• **DIRECTIONS FOR THIS TASK**:
Reprint the lines below as they are, minus the pictures.

=== RECORDED INFORMATION ===

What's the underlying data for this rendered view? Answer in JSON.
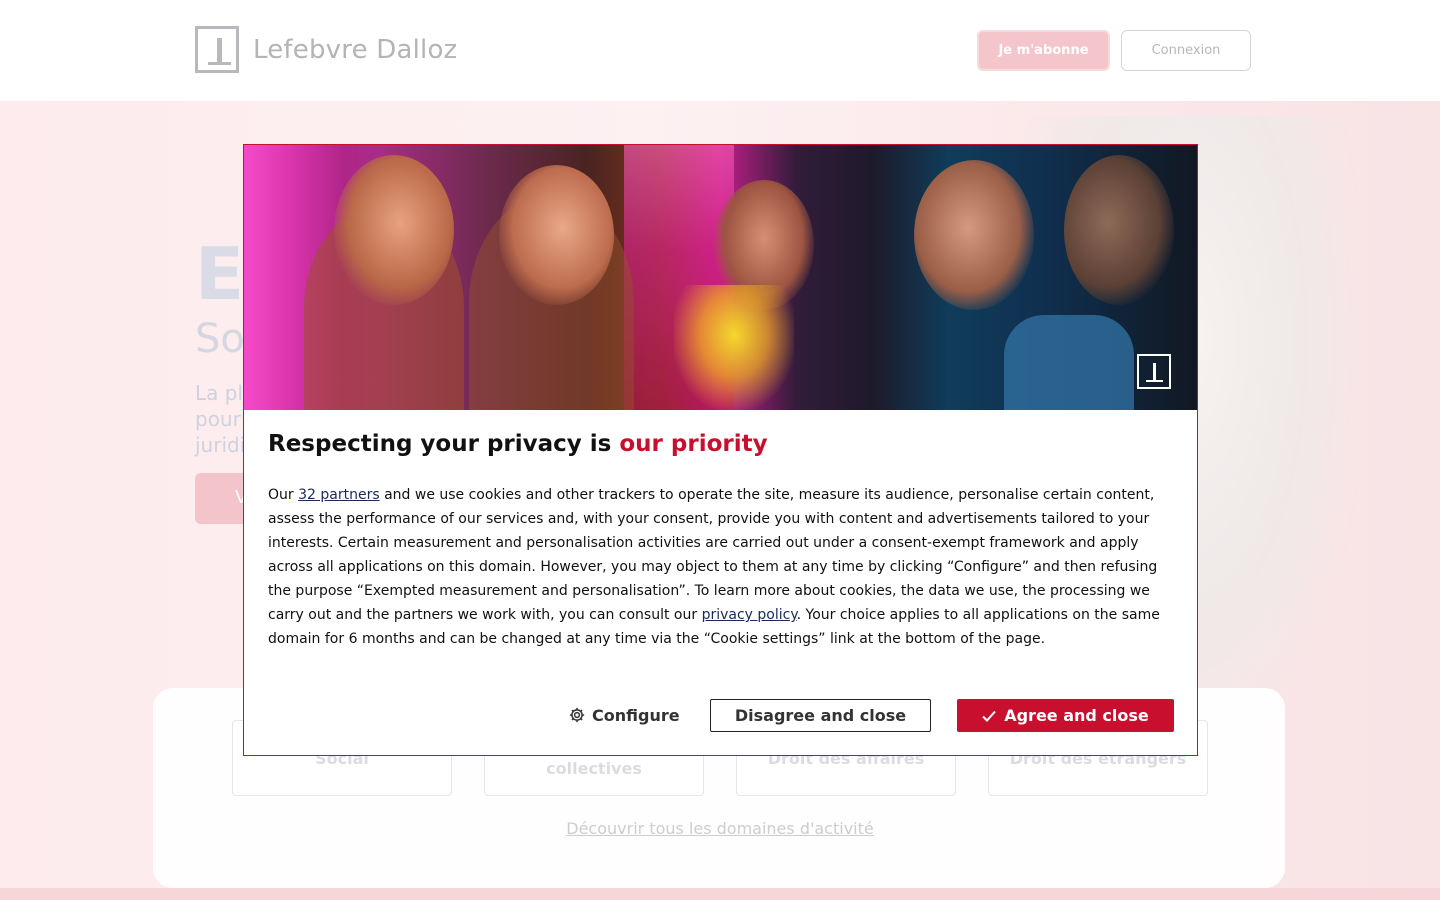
{
  "header": {
    "logo_text": "Lefebvre Dalloz",
    "subscribe_label": "Je m'abonne",
    "login_label": "Connexion"
  },
  "hero": {
    "title_fragment": "E",
    "subtitle_fragment": "So",
    "paragraph_fragment": "La pl pour juridi",
    "cta_fragment": "V"
  },
  "domains": {
    "cards": [
      "Social",
      "collectives",
      "Droit des affaires",
      "Droit des étrangers"
    ],
    "discover_link": "Découvrir tous les domaines d'activité"
  },
  "modal": {
    "title_main": "Respecting your privacy is ",
    "title_accent": "our priority",
    "body": {
      "part1": "Our ",
      "partners_link": "32 partners",
      "part2": " and we use cookies and other trackers to operate the site, measure its audience, personalise certain content, assess the performance of our services and, with your consent, provide you with content and advertisements tailored to your interests. Certain measurement and personalisation activities are carried out under a consent-exempt framework and apply across all applications on this domain. However, you may object to them at any time by clicking “Configure” and then refusing the purpose “Exempted measurement and personalisation”. To learn more about cookies, the data we use, the processing we carry out and the partners we work with, you can consult our ",
      "privacy_link": "privacy policy",
      "part3": ". Your choice applies to all applications on the same domain for 6 months and can be changed at any time via the “Cookie settings” link at the bottom of the page."
    },
    "configure_label": "Configure",
    "disagree_label": "Disagree and close",
    "agree_label": "Agree and close",
    "configure_icon": "gear-icon",
    "agree_icon": "check-icon",
    "accent_color": "#c8102e"
  }
}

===

• **THE ANSWER**:
What's the underlying data for this rendered view? Answer in JSON.
{
  "header": {
    "logo_text": "Lefebvre Dalloz",
    "subscribe_label": "Je m'abonne",
    "login_label": "Connexion"
  },
  "hero": {
    "title_fragment": "E",
    "subtitle_fragment": "So",
    "paragraph_fragment": "La pl pour juridi",
    "cta_fragment": "V"
  },
  "domains": {
    "cards": [
      "Social",
      "collectives",
      "Droit des affaires",
      "Droit des étrangers"
    ],
    "discover_link": "Découvrir tous les domaines d'activité"
  },
  "modal": {
    "title_main": "Respecting your privacy is ",
    "title_accent": "our priority",
    "body": {
      "part1": "Our ",
      "partners_link": "32 partners",
      "part2": " and we use cookies and other trackers to operate the site, measure its audience, personalise certain content, assess the performance of our services and, with your consent, provide you with content and advertisements tailored to your interests. Certain measurement and personalisation activities are carried out under a consent-exempt framework and apply across all applications on this domain. However, you may object to them at any time by clicking “Configure” and then refusing the purpose “Exempted measurement and personalisation”. To learn more about cookies, the data we use, the processing we carry out and the partners we work with, you can consult our ",
      "privacy_link": "privacy policy",
      "part3": ". Your choice applies to all applications on the same domain for 6 months and can be changed at any time via the “Cookie settings” link at the bottom of the page."
    },
    "configure_label": "Configure",
    "disagree_label": "Disagree and close",
    "agree_label": "Agree and close",
    "configure_icon": "gear-icon",
    "agree_icon": "check-icon",
    "accent_color": "#c8102e"
  }
}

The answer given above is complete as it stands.